According to a 6GWorld™ mapping of the CORDIS database, Ericsson, NEC Laboratories, and CEA (Commissariat a L’Energie Atomique et aux Energies Alternatives) received the most funding from the European Union to carry out research on Beyond 5G and 6G.
Since 2017, the EU has granted over €95.1 million for 20 initiatives across Europe to advance the next generation of mobile connectivity in the continent.
Overall, there are 156 organisations involved in at least one of these initiatives – companies under the same name or management but located in different countries were considered as one (learn more about the methodology at the end of this article).
Most of them are headquartered in France, Germany, and Spain, respectively, but there are representatives from 23 countries – including Israel, the only non-European country on the list.
The vast majority of the participants (118) have joined only one initiative, while 38 are involved in multiple projects.
Just seven organisations are engaged in more than three initiatives: Orange (6), Telefonica (6), NEC Laboratories (5), Nokia (5), CEA (4), Ericsson (4), and Atos (4).
It comes as no surprise that they are in the top 10 institutions that received the most funding from the EU: a combined €17.9 million, representing 18.8% of the entire budget.
The following table shows each organisation and the programmes they are or were involved with, as well as the amount of funding they received. Names are as they were registered with the EU.
France, Germany, and Spain leading the way
France is home to the most funding recipients: 24 participants are registered as French in the CORDIS database. Germany (22) and Spain (20) follow, closing the top three. Three institutions are located in several countries and do not appear in this statistic.
Combined, companies from these three countries have been granted €44.3 million, a sum that represents almost half of the overall EU investment (46.5%).
It’s important to note that national governments themselves do not receive the funding. The money goes to the organisation.
This mapping was made using European Commission’s CORDIS database, the official data hub containing all research and innovation contracts signed by the European Union.
Following the CORDIS team’s directions, we considered projects under the following categories: 5G and beyond; Networking research beyond 5G; and 5G PPP – Smart Connectivity beyond 5G. We also we performed a query with terms like “beyond 5G” and “6G” to increase the pool of results.
We selected only initiatives that explicitly mentioned Beyond 5G or 6G as their primary focus. Projects that, according to our understanding, included these topics as secondary objectives were dismissed so that the database would reflect more accurately just the Beyond 5G- and 6G-focused research.

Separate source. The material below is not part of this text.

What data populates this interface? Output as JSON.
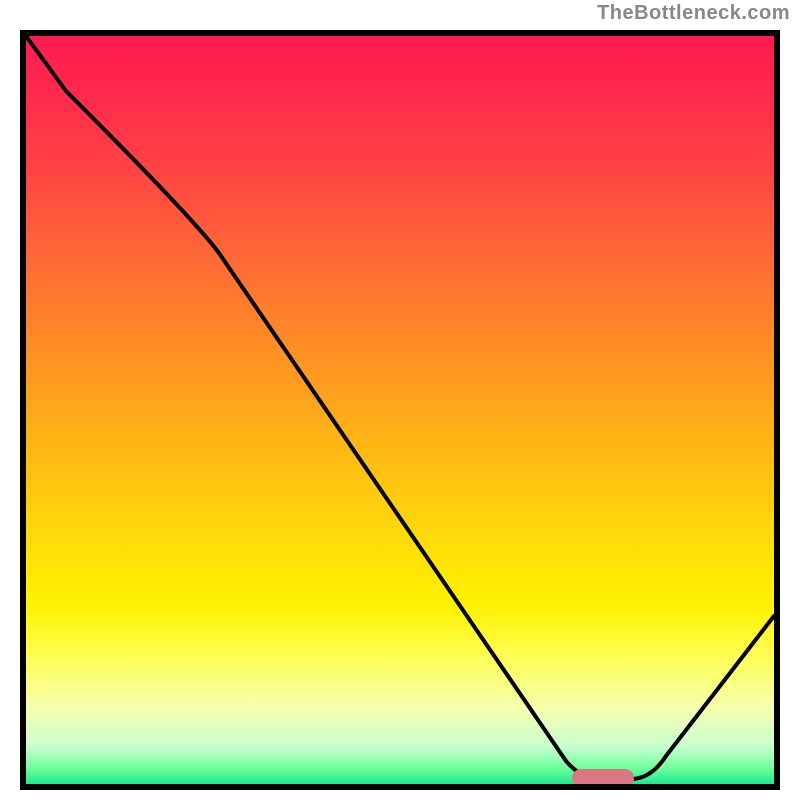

Because some companies have branches across Europe, we have unified all their entities under one common name when calculating funding by organisation. For example, CORDIS listed three different names for Ericsson: one for its headquarters in Sweden, another for the office in Turkey, and a third for the Hungarian office. They were all counted as one company in our mapping.
When accounting by country, however, we considered each branch individually: the funding for the headquarters was allocated under “Sweden,” but the sum granted for the Turkish office was allocated under “Turkey”. The same applies to the office in Hungary.
Because the database is constantly updated, information and graphs in this article may be outdated depending on when you read it. The data were gathered on March 15 and 17, 2021 and updated on March 30, 2021.
Journalist since eight years old, when I would read the newspaper out loud and pretend it was a radio show. Based in São Paulo, I have worked for Brazilian websites as reporter and editor before joining 6GWorld